How to deal with costs management in circumstances where the claimant’s budget was “entirely unreliable” and where the costs were “wholly disproportionate”
The High Court has allowed a case to continue despite a party failing to turn up for a directions hearing, and post-Denton, is another expression of leniency by the court in relation to parties seeking relief from sanctions
In this case, which provides a useful example of cost assessment in cases where there are two parties and part 36 offers, the court found negligence on the part of a doctor and football club in a claim brought by a professional football player
The High Court has highlighted some common issues that arise in costs management, and given general guidance on completing costs budgets
It may be reasonable for a party incurring costs to spare no expense in a case where large amounts of money are at stake, says Mr Justice Leggatt.
High Court has more than halved a successful party’s costs on summary assessment on the basis of proportionality, in one of the clearest applications of the new proportionality rule seen so far
The court considered to what extent the Mitchell/Denton principles apply to applications by defendants to set aside judgments.
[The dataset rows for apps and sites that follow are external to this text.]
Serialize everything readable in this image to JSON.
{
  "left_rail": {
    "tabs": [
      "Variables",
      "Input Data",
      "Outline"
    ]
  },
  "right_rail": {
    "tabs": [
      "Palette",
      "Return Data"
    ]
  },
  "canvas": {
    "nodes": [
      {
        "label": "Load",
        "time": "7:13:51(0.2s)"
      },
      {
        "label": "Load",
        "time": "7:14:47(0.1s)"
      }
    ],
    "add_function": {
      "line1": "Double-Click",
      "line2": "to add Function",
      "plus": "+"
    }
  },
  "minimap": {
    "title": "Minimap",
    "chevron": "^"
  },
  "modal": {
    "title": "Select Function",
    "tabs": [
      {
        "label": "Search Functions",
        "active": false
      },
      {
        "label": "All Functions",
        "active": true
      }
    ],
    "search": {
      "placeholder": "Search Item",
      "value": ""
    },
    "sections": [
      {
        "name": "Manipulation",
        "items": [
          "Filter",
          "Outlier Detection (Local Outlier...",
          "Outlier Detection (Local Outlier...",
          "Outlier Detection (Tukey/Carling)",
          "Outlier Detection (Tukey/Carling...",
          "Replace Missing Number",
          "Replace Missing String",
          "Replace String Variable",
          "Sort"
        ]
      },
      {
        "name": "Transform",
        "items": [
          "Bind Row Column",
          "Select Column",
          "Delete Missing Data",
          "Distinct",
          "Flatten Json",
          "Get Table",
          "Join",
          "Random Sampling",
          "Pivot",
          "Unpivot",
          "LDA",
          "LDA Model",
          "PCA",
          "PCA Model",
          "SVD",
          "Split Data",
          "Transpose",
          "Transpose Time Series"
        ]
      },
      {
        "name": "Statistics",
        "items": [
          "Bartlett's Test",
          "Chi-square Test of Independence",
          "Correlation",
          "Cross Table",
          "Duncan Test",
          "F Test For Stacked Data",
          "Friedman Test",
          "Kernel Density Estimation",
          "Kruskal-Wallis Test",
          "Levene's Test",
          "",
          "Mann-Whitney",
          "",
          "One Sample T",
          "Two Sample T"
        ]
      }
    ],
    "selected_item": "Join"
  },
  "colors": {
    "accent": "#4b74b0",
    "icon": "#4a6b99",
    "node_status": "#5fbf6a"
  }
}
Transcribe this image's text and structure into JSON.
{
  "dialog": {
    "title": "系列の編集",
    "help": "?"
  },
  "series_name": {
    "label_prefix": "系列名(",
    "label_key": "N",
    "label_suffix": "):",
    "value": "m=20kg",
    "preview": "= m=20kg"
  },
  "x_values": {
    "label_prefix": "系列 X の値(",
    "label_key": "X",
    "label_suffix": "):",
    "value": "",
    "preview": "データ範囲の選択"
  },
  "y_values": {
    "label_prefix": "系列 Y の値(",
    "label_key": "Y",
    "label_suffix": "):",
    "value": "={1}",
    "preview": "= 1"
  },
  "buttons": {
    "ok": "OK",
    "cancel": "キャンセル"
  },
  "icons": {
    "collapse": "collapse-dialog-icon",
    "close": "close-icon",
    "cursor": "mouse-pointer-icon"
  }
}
The principles are highly applicable when it comes to considering the delay in making the application to set aside.
High Court refuses to make a costs-capping order 10 days before trial, saying that the case was too close to trial and the defendant had already spent so much at a level that a detailed assessment was inevitable.
An offer of settlement had a major impact on costs even though it was not a valid part 36 offer and the claimant did better at trial.
Court of Appeal rules on limits of power under CPR 52.9A to limit costs of appeals in proceedings where recovery is normally restricted.